In restaurants we invariably left a tip. On many occasions the waiter looked at the bill and the payment in total puzzlement. The look said it all: “why have you given me $55 for a $50 bill?” When we explained that it is a tip for you, they broke into a smile and a grateful, “Muchas gracias”.
In Granada I asked if we could get some laundry done. This is the way we travel – reduce the luggage and get our clothes laundered half way. At our guest- house I asked for the bill when we left and queried why it didn’t include laundry costs. “There’s no charge, just tip the staff,” said Chris, the owner.
So if it’s not the place and it’s not the people, perhaps it’s the food which leads people to think it might be “unsafe”?
Not so, although the staple is Gallo Pinto – rice and beans – this is an optional choice for the tourist. We ate some of the most delicious food I have ever had:
Pargo (a fish not dissimilar to swordfish) in Basil Sauce
Corvina (another fish) with Grand Marnier sauce
Coconut chicken curry
Vigoron, a speciality of Granada made from yucca and cabbage with pork crackling, which sounds bland, but is in fact exceptionally tasty
Piu V, a rum cake named after Pope Pius the 5th
And many others: three meals a day, all delicious. Oh, and the Gallo Pinto wasn’t bad either.
Overall, it’s as safe and honest as you could wish a country to be. But there are undoubtedly risks: after we’d boarded down the volcano, we were told tales of broken collar bones and seriously injured faces. So do it, but do it with care!
On entering the Volcano Masaya National park we were given a leaflet containing the warnings: “This is an active volcano and may erupt at any time” and, ominously, “Park your car facing the exit”.
We had considered driving but thought better of it on internet reports of spot police checks and fines.

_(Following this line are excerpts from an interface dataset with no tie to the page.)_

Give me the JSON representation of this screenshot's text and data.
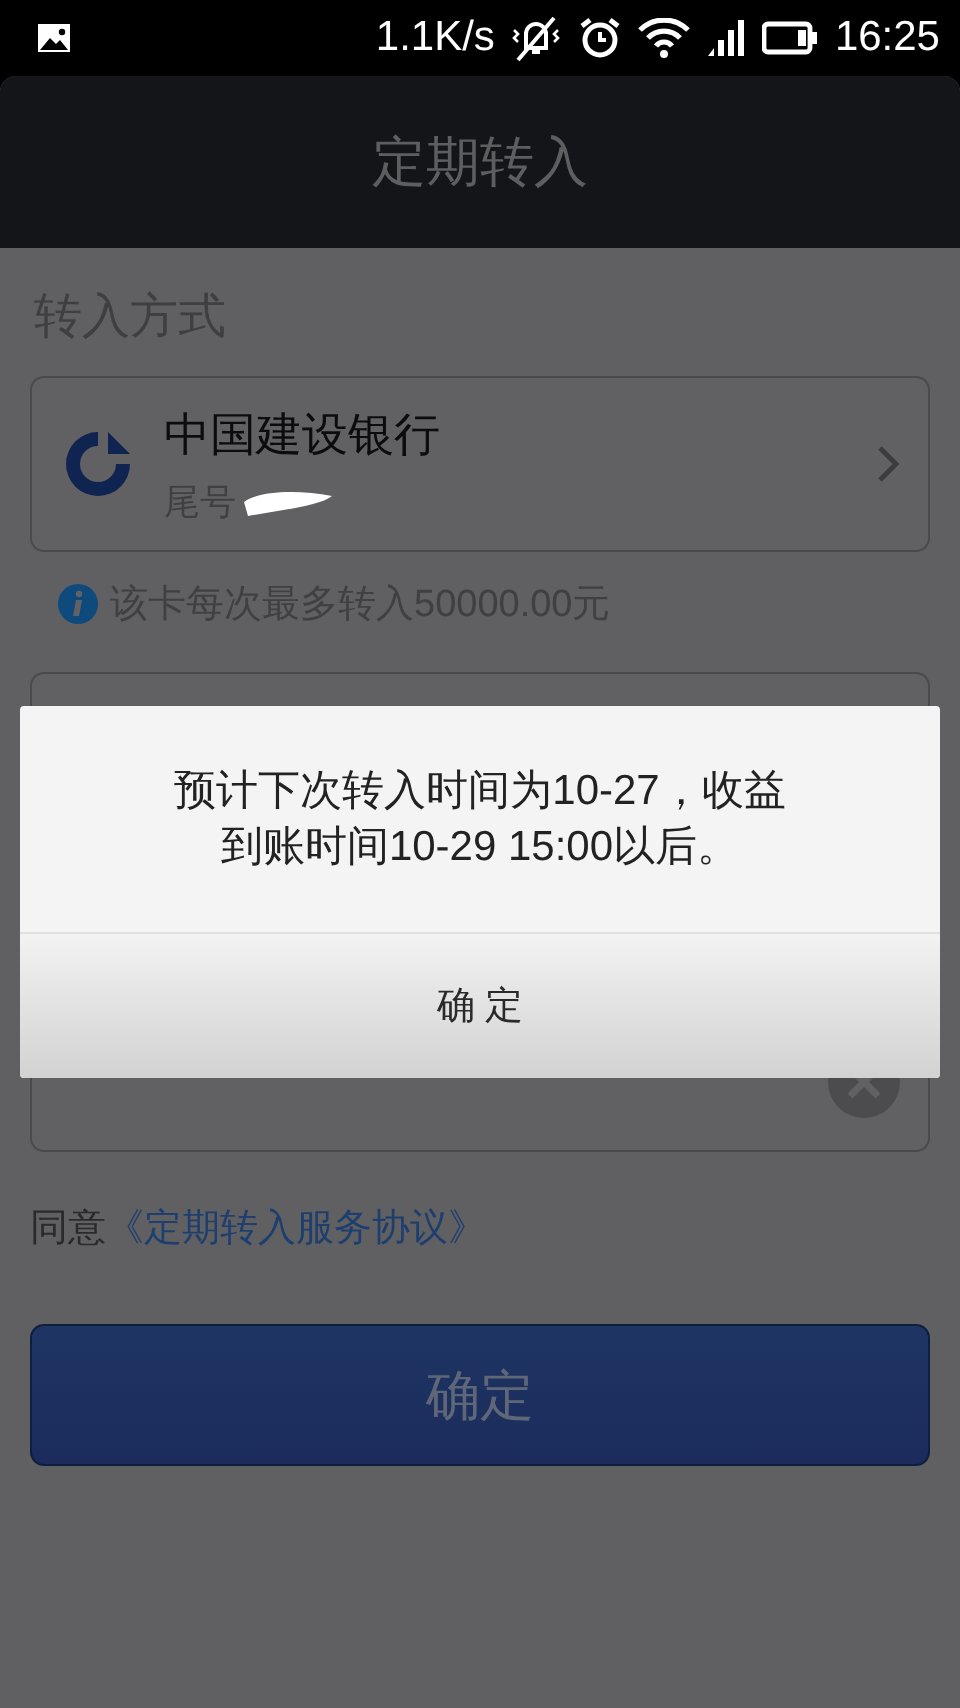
{
  "status_bar": {
    "speed": "1.1K/s",
    "time": "16:25"
  },
  "title": "定期转入",
  "section_label": "转入方式",
  "bank": {
    "name": "中国建设银行",
    "tail_label": "尾号"
  },
  "limit_note": "该卡每次最多转入50000.00元",
  "agreement": {
    "prefix": "同意",
    "link": "《定期转入服务协议》"
  },
  "confirm_button": {
    "label": "确定"
  },
  "dialog": {
    "message": "预计下次转入时间为10-27，收益到账时间10-29 15:00以后。",
    "button": "确 定"
  }
}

Instead I recruited a car and driver from a local company “NicaRoads” – at less than half the cost of a hire car. A good decision! We were told that in the event of an accident, the locals will surround you pending police arrival, (community policing). You will be imprisoned pending establishment of liability and compensation and that it will nearly always be the Gringo’s fault.
Although the roads are in good condition, finding your way would be next to impossible, There are few directional signs and even fewer distance markers. Our local driver would veer off a main road for no apparent reason, drive through a market and appear on another main road the other side!

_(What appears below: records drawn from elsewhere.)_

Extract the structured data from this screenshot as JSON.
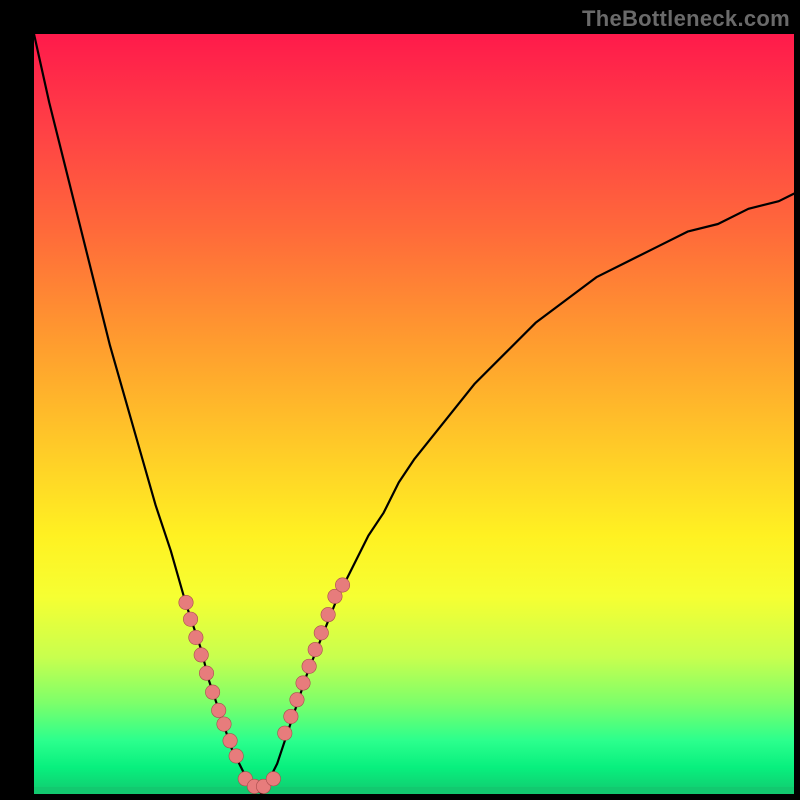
{
  "watermark": "TheBottleneck.com",
  "colors": {
    "curve": "#000000",
    "dots": "#e77c7c",
    "dot_stroke": "#a84d4d",
    "green_band": "#12c96f"
  },
  "chart_data": {
    "type": "line",
    "title": "",
    "xlabel": "",
    "ylabel": "",
    "xlim": [
      0,
      100
    ],
    "ylim": [
      0,
      100
    ],
    "grid": false,
    "legend": false,
    "annotations": [],
    "series": [
      {
        "name": "bottleneck-curve-left",
        "x": [
          0,
          2,
          4,
          6,
          8,
          10,
          12,
          14,
          16,
          18,
          20,
          21,
          22,
          23,
          24,
          25,
          26,
          27,
          28,
          29,
          30
        ],
        "values": [
          100,
          91,
          83,
          75,
          67,
          59,
          52,
          45,
          38,
          32,
          25,
          22,
          19,
          15,
          12,
          9,
          6,
          4,
          2,
          1,
          0
        ]
      },
      {
        "name": "bottleneck-curve-right",
        "x": [
          30,
          31,
          32,
          33,
          34,
          35,
          36,
          38,
          40,
          42,
          44,
          46,
          48,
          50,
          54,
          58,
          62,
          66,
          70,
          74,
          78,
          82,
          86,
          90,
          94,
          98,
          100
        ],
        "values": [
          0,
          2,
          4,
          7,
          10,
          13,
          16,
          21,
          26,
          30,
          34,
          37,
          41,
          44,
          49,
          54,
          58,
          62,
          65,
          68,
          70,
          72,
          74,
          75,
          77,
          78,
          79
        ]
      },
      {
        "name": "dots-left-arm",
        "x": [
          20.0,
          20.6,
          21.3,
          22.0,
          22.7,
          23.5,
          24.3,
          25.0,
          25.8,
          26.6
        ],
        "values": [
          25.2,
          23.0,
          20.6,
          18.3,
          15.9,
          13.4,
          11.0,
          9.2,
          7.0,
          5.0
        ]
      },
      {
        "name": "dots-valley",
        "x": [
          27.8,
          29.0,
          30.2,
          31.5
        ],
        "values": [
          2.0,
          1.0,
          1.0,
          2.0
        ]
      },
      {
        "name": "dots-right-arm",
        "x": [
          33.0,
          33.8,
          34.6,
          35.4,
          36.2,
          37.0,
          37.8,
          38.7,
          39.6,
          40.6
        ],
        "values": [
          8.0,
          10.2,
          12.4,
          14.6,
          16.8,
          19.0,
          21.2,
          23.6,
          26.0,
          27.5
        ]
      }
    ]
  }
}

As for costs, I arranged our own flights and we stayed in guest- houses, lodges, Fincas and small hotels. All the time we had double en suite rooms – we’re too old for backpacking, dorms, shared bathrooms and roughing it.
Flights, 16 days accommodation, transport, food, trip fees, tips, ferry costs, souvenirs and entrance fees, in short, ALL costs, came to around £3200 for two of us, £1600 per person. Significantly less than the tour company price of £2480 per person quoted earlier (and there are invariably extra costs involved even on so-called “all-inclusive” tours).
Nicaragua is a safe and beautiful country with many options for nature and adventure. It’s hot and dry in our winter. The food is exceptional and the people friendly and honest. It can be done independently at a very reasonable cost.
But if you’re thinking of going, do it now:
We met very few European travellers but lots of Americans and Canadians. One American, a travel agent from Chicago, told us that Nicaragua was becoming the next big thing for Americans and that she had come here to check out hotels et cetera as she’d already had four enquiries, following an article in the New York Times.
When popularity increases, you’ll probably find a McDonalds on every corner (we didn’t see a single one), tips being expected, laundry being charged for and prices rising. Incredibly, but helpfully, everywhere we stayed had the modern day tourist essential: WiFi. Perhaps in anticipation of an expected tourist influx,,,